A Registered Retirement Savings Plan (RRSP) is one of the most useful tax planning tools under Canadian tax law. Your contribution to a RRSP provides an equivalent deduction from taxable income, and interest accumulating inside your RRSP is not subject to income tax. Since any withdrawal from a RRSP is subject to income tax, a RRSP mainly is accessed at retirement when tax rates are lower. Still, Canadians do have access to their RRSP funds at any time if they need them, but should be aware of the pitfalls of early withdrawal.
The main drawback of a RRSP withdrawal is that the withdrawal amount is subject to income tax in the year it is taken out. The effect of that tax is lessened in a year where the RRSP annuitant declares less taxable income, such as during retirement. If an annuitant makes an early withdrawal while still earning an income, that withdrawal will be taxed at a higher marginal tax rate.
For example, an annuitant living in Ontario and making $75,000 a year in salary and withdraws $25,000 from his RRSP will have that withdrawal taxed at the $100,000 level or a combined 37.16 percent (26 percent federal, 11.16 percent provincial, according to the Canada Revenue Agency 2009 Federal Schedule 1 and Ontario Tax Form 428), resulting in an income tax of $9,290 on that withdrawal. Conversely, if the withdrawal was made during retirement and the annuitant had no other sources of taxable income, that same $25,000 withdrawal would be taxed at a combined rate of 21.05 percent (15 percent federal, 6.05 percent provincial, according to the Canada Revenue Agency 2009 Federal Schedule 1 and Ontario tax form 428, resulting in a tax of $5,262.50; a tax savings of more $4,000.
Withdrawal May Have Surrender Charges
Some investments inside a RRSP have their own penalties for early termination, called back-end loads. A $25,000 early withdrawal with a 5 percent back-end load would cost the annuitant $1,250 in early surrender charges.
Lost Accumulated Savings
The early withdrawal also will have an effect on future retirement assets. That same $25,000 withdrawal, if taken out when the annuitant was age 35, will result in lost accumulation at age 65 of more than $143,000 if the RRSP was assumed to earn an average annual investment return of 6 percent.
Lost Potential Retirement Income
That loss of accumulated assets will also translate in a loss of potential retirement income. If an annuitant had $143,000 at age 65 and lived to be age 85, he could expect an annual income of $11,000 per year for 20 years assuming an investment return of 4.5 percent. That's $220,000 total income from age 65 to age 85. That single $25,000 early withdrawal at age 35 could end up costing the annuitant approximately $220,000 of income during his lifetime.

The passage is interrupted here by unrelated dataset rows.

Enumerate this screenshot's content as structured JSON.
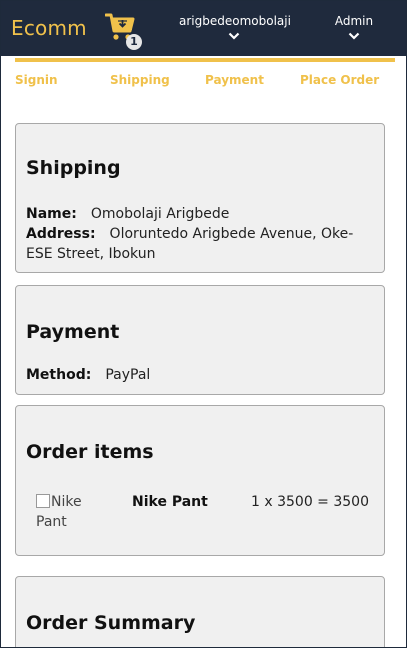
{
  "header": {
    "brand": "Ecomm",
    "cart_count": "1",
    "user_name": "arigbedeomobolaji",
    "admin_label": "Admin"
  },
  "steps": [
    "Signin",
    "Shipping",
    "Payment",
    "Place Order"
  ],
  "shipping": {
    "title": "Shipping",
    "name_label": "Name:",
    "name_value": "Omobolaji Arigbede",
    "address_label": "Address:",
    "address_value": "Oloruntedo Arigbede Avenue, Oke-ESE Street, Ibokun"
  },
  "payment": {
    "title": "Payment",
    "method_label": "Method:",
    "method_value": "PayPal"
  },
  "order_items": {
    "title": "Order items",
    "items": [
      {
        "image_alt": "Nike Pant",
        "name": "Nike Pant",
        "calc": "1 x 3500 = 3500"
      }
    ]
  },
  "summary": {
    "title": "Order Summary"
  },
  "colors": {
    "navbar": "#1f2a3d",
    "accent": "#f0c14b",
    "card_bg": "#f0f0f0"
  }
}
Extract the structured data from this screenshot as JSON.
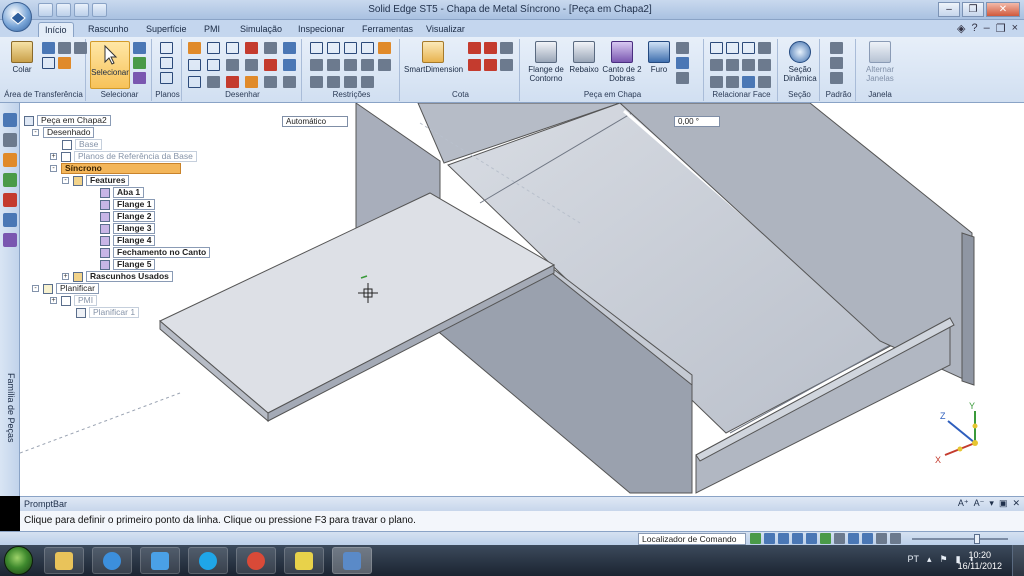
{
  "window": {
    "title": "Solid Edge ST5 - Chapa de Metal Síncrono - [Peça em Chapa2]",
    "buttons": [
      "–",
      "❐",
      "✕"
    ]
  },
  "ribbon_tabs": [
    "Início",
    "Rascunho",
    "Superfície",
    "PMI",
    "Simulação",
    "Inspecionar",
    "Ferramentas",
    "Visualizar"
  ],
  "ribbon": {
    "clipboard": {
      "paste_label": "Colar",
      "group_label": "Área de Transferência"
    },
    "select": {
      "select_label": "Selecionar",
      "group_label": "Selecionar"
    },
    "planes": {
      "group_label": "Planos"
    },
    "draw": {
      "group_label": "Desenhar"
    },
    "relations": {
      "group_label": "Restrições"
    },
    "dimension": {
      "smartdim_label": "SmartDimension",
      "group_label": "Cota"
    },
    "sheet_metal": {
      "group_label": "Peça em Chapa",
      "buttons": [
        {
          "label": "Flange de Contorno"
        },
        {
          "label": "Rebaixo"
        },
        {
          "label": "Canto de 2 Dobras"
        },
        {
          "label": "Furo"
        }
      ]
    },
    "relate_face": {
      "group_label": "Relacionar Face"
    },
    "section": {
      "label": "Seção Dinâmica",
      "group_label": "Seção"
    },
    "standard": {
      "group_label": "Padrão"
    },
    "window": {
      "label": "Alternar Janelas",
      "group_label": "Janela"
    }
  },
  "side_toolbar": {
    "label": "Família de Peças"
  },
  "tree": {
    "root": "Peça em Chapa2",
    "designed": "Desenhado",
    "base": "Base",
    "ref_planes": "Planos de Referência da Base",
    "synchronous": "Síncrono",
    "features": "Features",
    "items": [
      "Aba 1",
      "Flange 1",
      "Flange 2",
      "Flange 3",
      "Flange 4",
      "Fechamento no Canto",
      "Flange 5"
    ],
    "used_sketches": "Rascunhos Usados",
    "flatten": "Planificar",
    "pmi": "PMI",
    "flatten_item": "Planificar 1"
  },
  "viewport": {
    "mode_field": "Automático",
    "angle_field": "0,00 °",
    "axes": {
      "x": "X",
      "y": "Y",
      "z": "Z"
    }
  },
  "promptbar": {
    "title": "PromptBar",
    "text": "Clique para definir o primeiro ponto da linha.  Clique ou pressione F3 para travar o plano."
  },
  "statusbar": {
    "command_finder": "Localizador de Comando"
  },
  "taskbar": {
    "lang": "PT",
    "time": "10:20",
    "date": "16/11/2012"
  }
}
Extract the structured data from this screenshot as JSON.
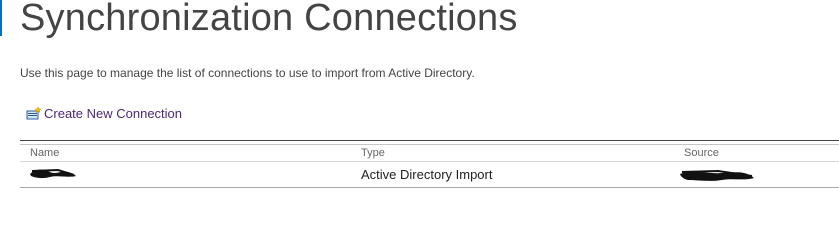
{
  "page": {
    "title": "Synchronization Connections",
    "description": "Use this page to manage the list of connections to use to import from Active Directory."
  },
  "actions": {
    "create_label": "Create New Connection",
    "create_icon": "new-connection-icon"
  },
  "table": {
    "columns": [
      "Name",
      "Type",
      "Source"
    ],
    "rows": [
      {
        "name": "",
        "type": "Active Directory Import",
        "source": ""
      }
    ]
  },
  "colors": {
    "accent": "#0072c6",
    "link": "#4a2a72",
    "title": "#444444"
  }
}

Philippe Lanctot started writing for business trade publications in 1990. He has contributed copy for the "Canadian Insurance Journal" and has been the co-author of text for life insurance company marketing guides. He holds a Bachelor of Science in mathematics from the University of Montreal with a minor in English.